You have to hand it to the North. Knowing the extent of the Niger Delta’s sense of injustice through the unconscionable expropriation of its nature-given oil and gas wealth, and knowing that just nine years ago the South-South delegates to General Obasanjo’s constitutional conference walked out of proceedings rather than accept a derivation formula of less than 25%, the northern delegates to President Jonathan’s national conference insisted on not only reducing the laughable 13% already entrenched in the 1999 military constitution to 5% (that’s right, FIVE percent) but also on wiping out any other grudging concession. Mounted atop the high horse of power they know how to ride so well, they presented their southern counterparts a choice: accept 5 % or accept a reinstatement of the onshore-offshore dichotomy in the calibration of oil output, give up the Niger Delta Development Commission, the Ministry of Niger Delta Affairs, and the amnesty programme.
It was yet another brazen act of political arrogance writ large. So when I saw the headline “Why we agreed to retain 13% derivation,” attributed to Obong Victor Attah, a resource control stalwart and co-chairman of the devolution of powers committee at the conference, I read it attentively. Only to be deeply disappointed. The great capitulation was done, says Attah, in order “to ensure that certain things were protected within the entity called Nigeria and to guard against what may lead to secession or further inflict wounds against the backdrop that the country was, at the moment, facing security challenges.” Attah tries to make us believe that the South’s delegates won a tremendous victory in the face of the North’s deliberate provocation. All it could do “was more or less . . . to accept 13%.” For, you see, they had to “Look at it from the angle of destabilizing the polity.”

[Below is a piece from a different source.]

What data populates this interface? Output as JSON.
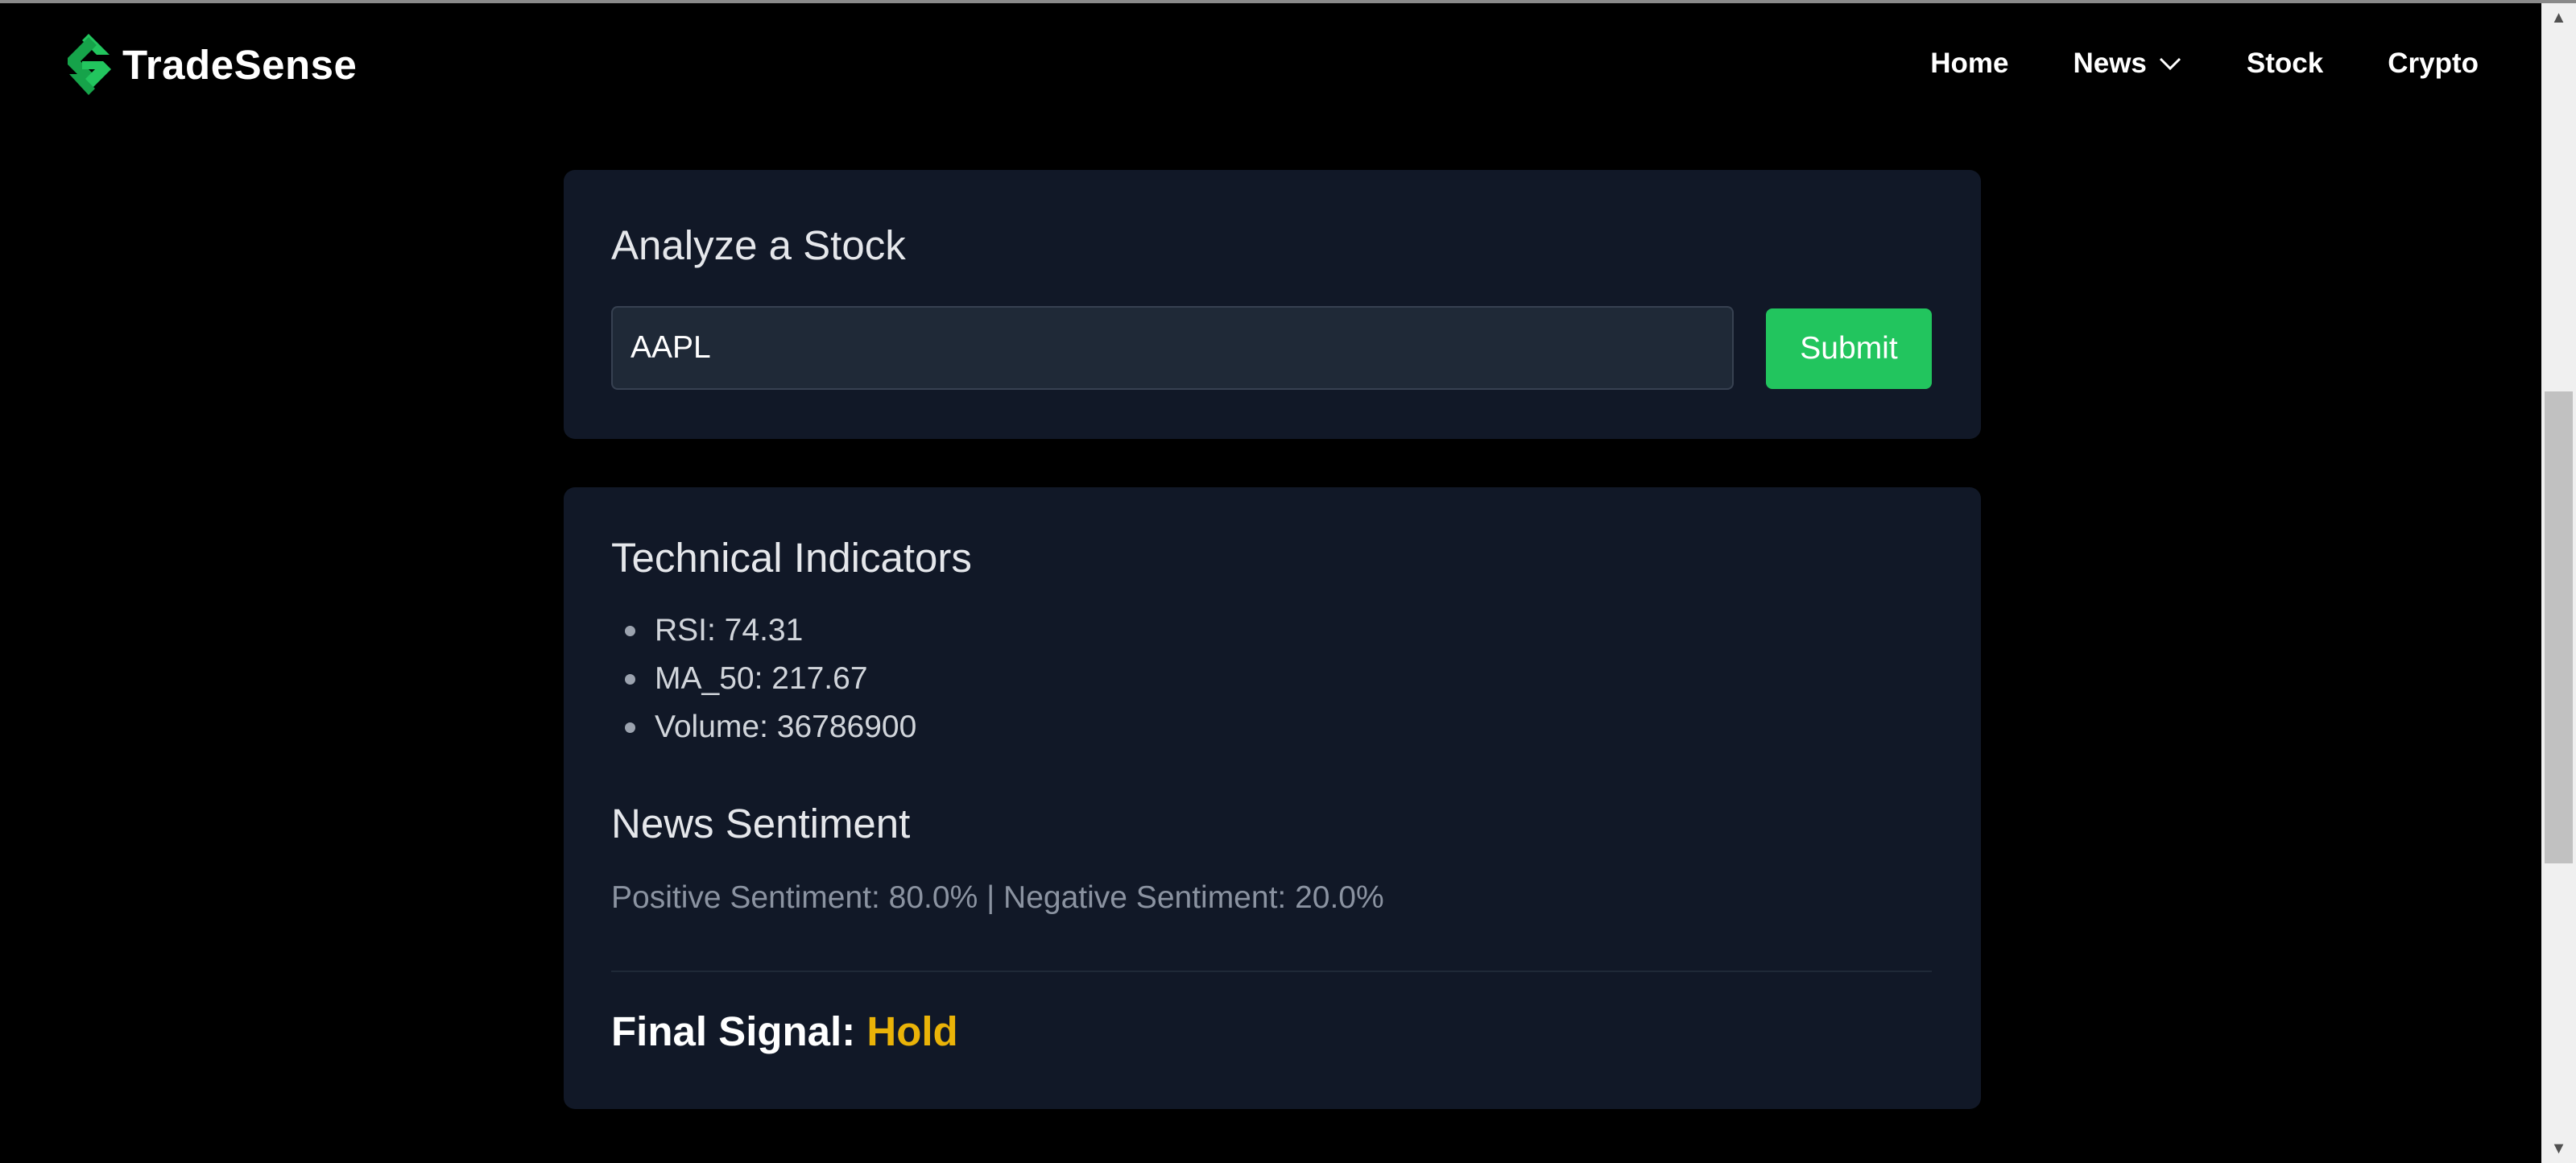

Who knew that a proper derivation formula can lead to insecurity, or inflict wounds of any sort? Let’s face it: what the North did, and has consistently done ever since it discovered that it was easier to wait for federal allocations from the proceeds of oil and gas than develop a local productive economy was to dare the South. It is as if a tenant were to threaten to withhold part of her rent, or to unilaterally reduce the sum payable, unless the landlord gave up the renovations, new building under construction, or even, damn it, his lavish lifestyle.
By a wide margin, only three issues were seen to constitute the agenda of the national conference: fiscal federalism, devolution of powers, and the geo-political restructuring of Nigeria: their resolution would lead to the proper determination of the myriad other problems that plague the nation and constitute the so called “national question.” They form the blueprint of a federal system of government. And I think the time has come to return the North’s stare and demand a clear answer to the question whether or not it wants one Nigeria, a free and fair federal republic (and we must emphasise the republican character given the Shari’a and Maitatsine-Boko Haram debacle). The “North,” it must be remembered, was dragged into Nigeria screaming and kicking. Its disdain for Nigeria has been evident right from when Sir Ahmadu Bello would not deign to come down south to Lagos, the capital of the newly independent nation. It seems Bello’s political children now see what he famously called “the mistake of 1914” as not merely Lugard’s amalgamation but also their failure to stay out of Nigeria. This is how Bello explains the feeling, just before independence, in his autobiography: “Lord Lugard and his Amalgamation were far from popular amongst us at the time. There were agitations in favor of secession; we should set up on our own; we should cease to have anything more to do with the Southern people; we should take our own way.” If I’m right, then that makes two mistakes for which the North insists on exacting the price of fiscal unitarism. Through its manipulation and control of political power, its deep understanding of the psychology of power, and mastery of the power game dating back to the Sokoto caliphate, the North will take one Nigeria only on its own terms.
Thus, with every effort at renegotiating Nigeria, we move farther and farther from the goal of fiscal autonomy. In the period of regional government from 1957-1960, there was never a doubt that the regions owned what was produced or “derived” from their land. With independence came the need to cede substantial rights to the centre in a bid to nurture the infant nation, however conceived, into a functional political entity. Unfortunately, by this time oil had been discovered, leading to the death of fiscal reason. Yet even then the framers of the Independence Constitution had not completely lost their heads and in its Section 134 reserved for each region 50% of the proceeds of royalties for any minerals “extracted in that Region” or for any mining rents “derived . . . from within that Region.” But they betrayed the dubiousness that had crept into our political thinking in the definition subsection: “In this section ‘minerals’ includes mineral oil.” Dubious because no other mineral is mentioned in the entire section, making it odd to define a plural term as including only one thing. But it is to their credit that they made it clear “the continental shelf of a Region shall be deemed to be part of that Region.”
And we must ask the South what price it is prepared to pay for the perpetuation of a false and manifestly oppressive federation, for its continued emasculation. By present indication, 87% of revenue derived from its region, any region—never mind that wash-water of secession and national security. A hater of hats, I would nevertheless borrow one of President Jonathan’s whose national conference has unveiled yet again the South’s susceptibility to blackmail and doff it to the Northern ruling class!